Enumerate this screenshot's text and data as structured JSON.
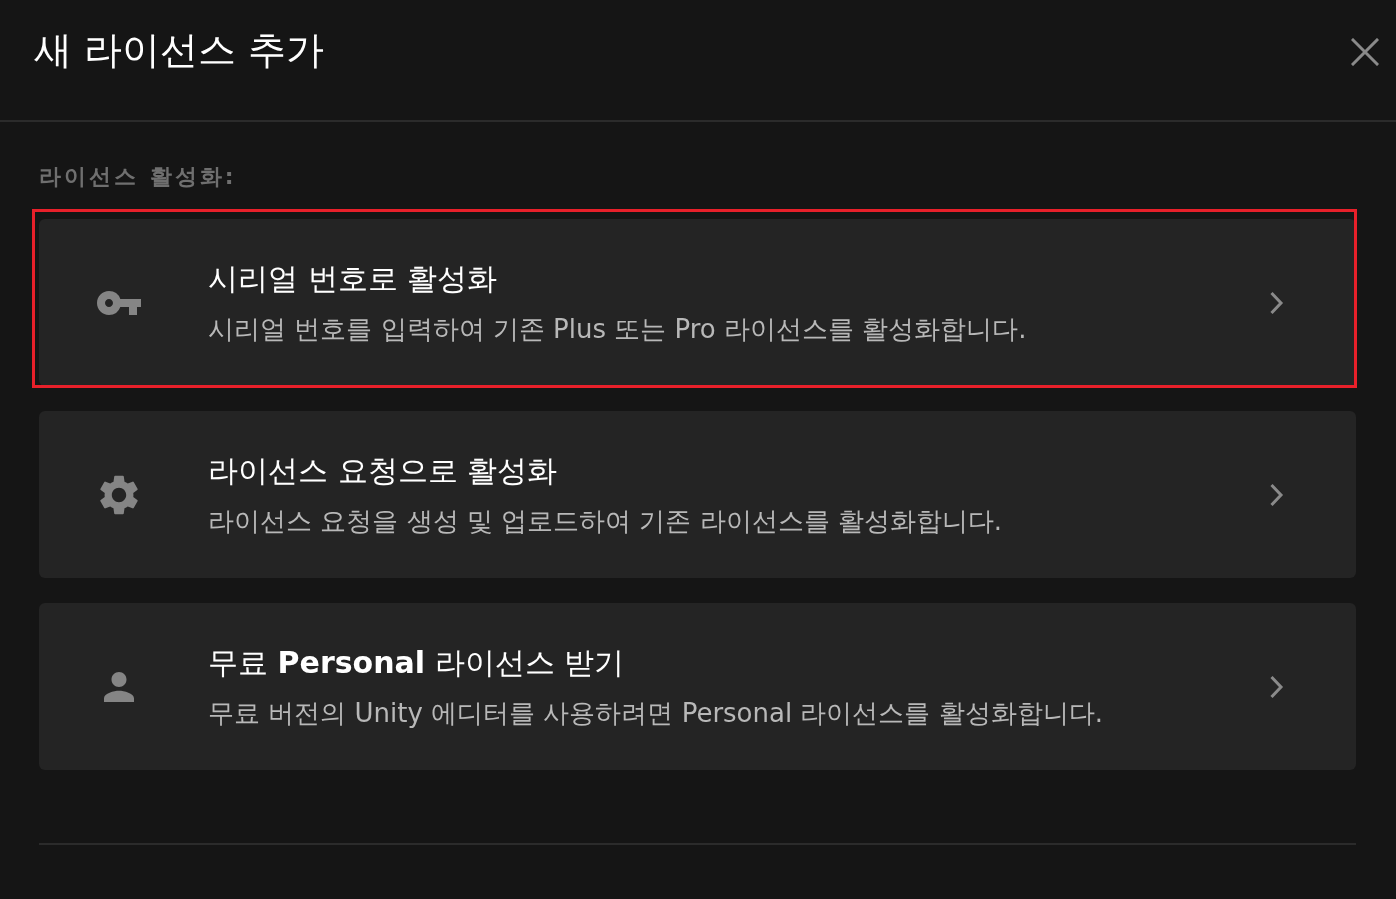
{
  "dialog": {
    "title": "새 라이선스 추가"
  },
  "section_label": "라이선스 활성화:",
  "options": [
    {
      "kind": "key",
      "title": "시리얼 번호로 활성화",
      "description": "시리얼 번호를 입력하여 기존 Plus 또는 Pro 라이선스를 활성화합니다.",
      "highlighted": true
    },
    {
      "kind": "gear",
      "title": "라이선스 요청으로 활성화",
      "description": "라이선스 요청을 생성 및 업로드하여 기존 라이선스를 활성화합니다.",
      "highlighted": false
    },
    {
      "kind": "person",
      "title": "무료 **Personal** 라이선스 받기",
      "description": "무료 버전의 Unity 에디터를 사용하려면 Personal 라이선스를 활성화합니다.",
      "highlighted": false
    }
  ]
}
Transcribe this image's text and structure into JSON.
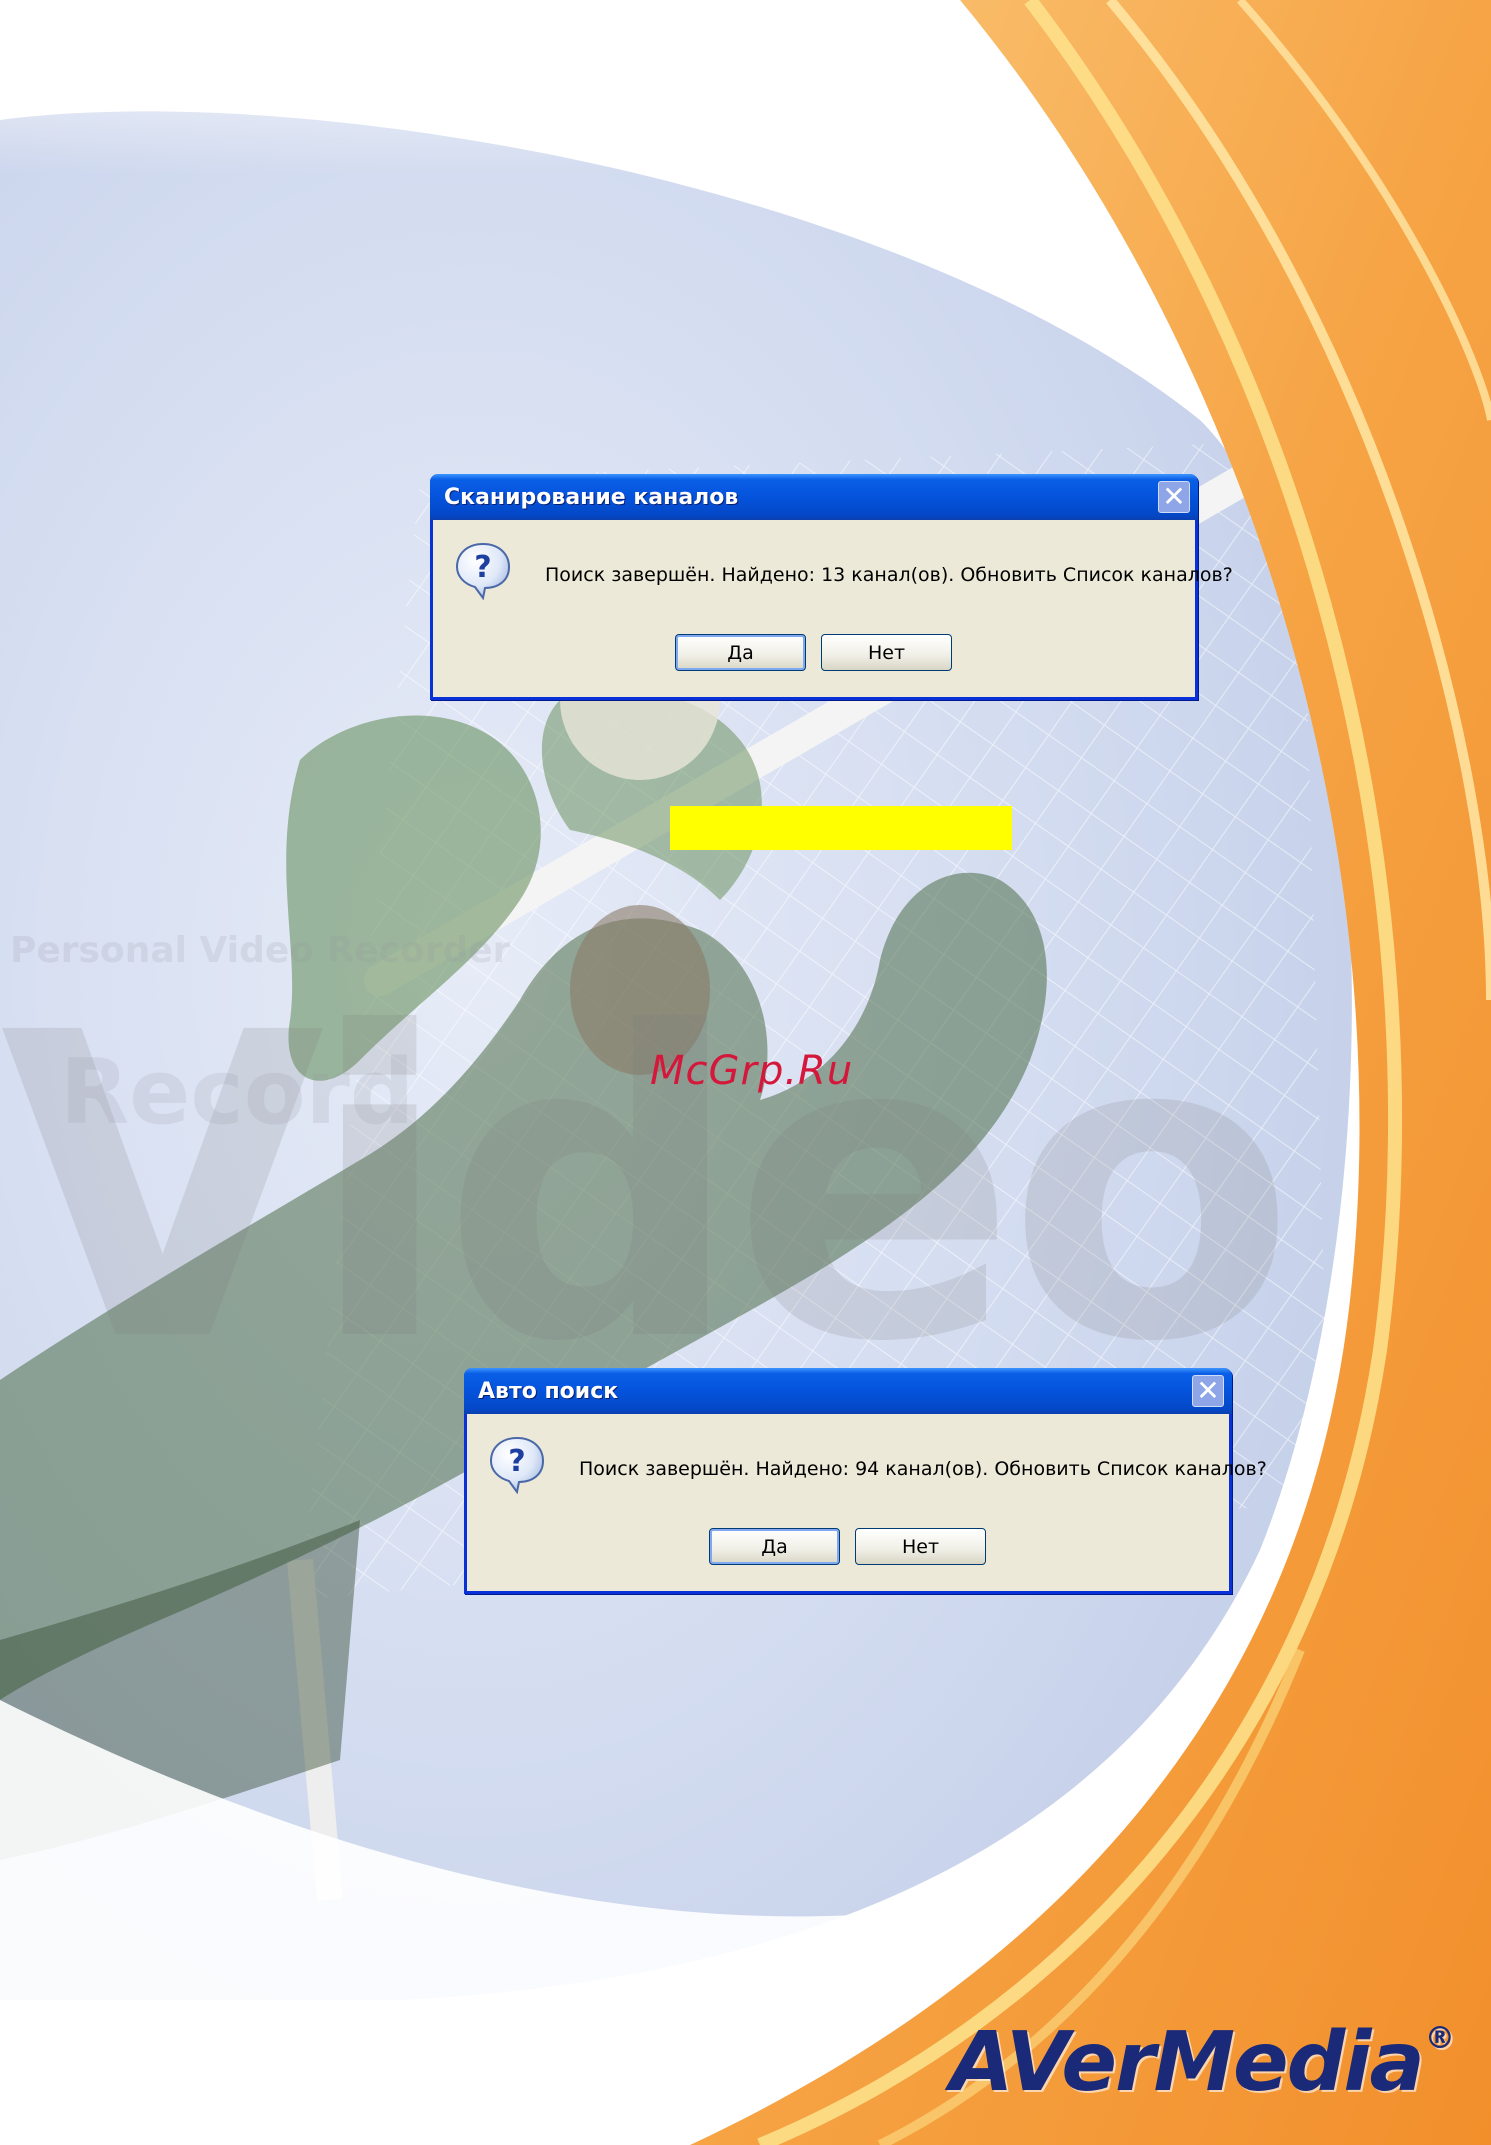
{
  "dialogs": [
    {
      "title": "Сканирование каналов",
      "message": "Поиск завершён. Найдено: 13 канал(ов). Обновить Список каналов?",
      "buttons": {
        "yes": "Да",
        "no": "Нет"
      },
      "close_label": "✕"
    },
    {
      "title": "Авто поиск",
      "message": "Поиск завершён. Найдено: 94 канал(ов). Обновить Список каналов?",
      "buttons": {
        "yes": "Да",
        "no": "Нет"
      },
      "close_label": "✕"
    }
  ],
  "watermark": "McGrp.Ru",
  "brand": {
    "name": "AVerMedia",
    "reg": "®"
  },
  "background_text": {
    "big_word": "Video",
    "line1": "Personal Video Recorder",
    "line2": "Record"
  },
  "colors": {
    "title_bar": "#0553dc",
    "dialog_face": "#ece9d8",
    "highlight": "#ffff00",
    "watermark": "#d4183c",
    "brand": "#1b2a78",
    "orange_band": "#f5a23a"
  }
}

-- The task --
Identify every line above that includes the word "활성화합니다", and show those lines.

-- Task response --
      "description": "시리얼 번호를 입력하여 기존 Plus 또는 Pro 라이선스를 활성화합니다.",
      "description": "라이선스 요청을 생성 및 업로드하여 기존 라이선스를 활성화합니다.",
      "description": "무료 버전의 Unity 에디터를 사용하려면 Personal 라이선스를 활성화합니다.",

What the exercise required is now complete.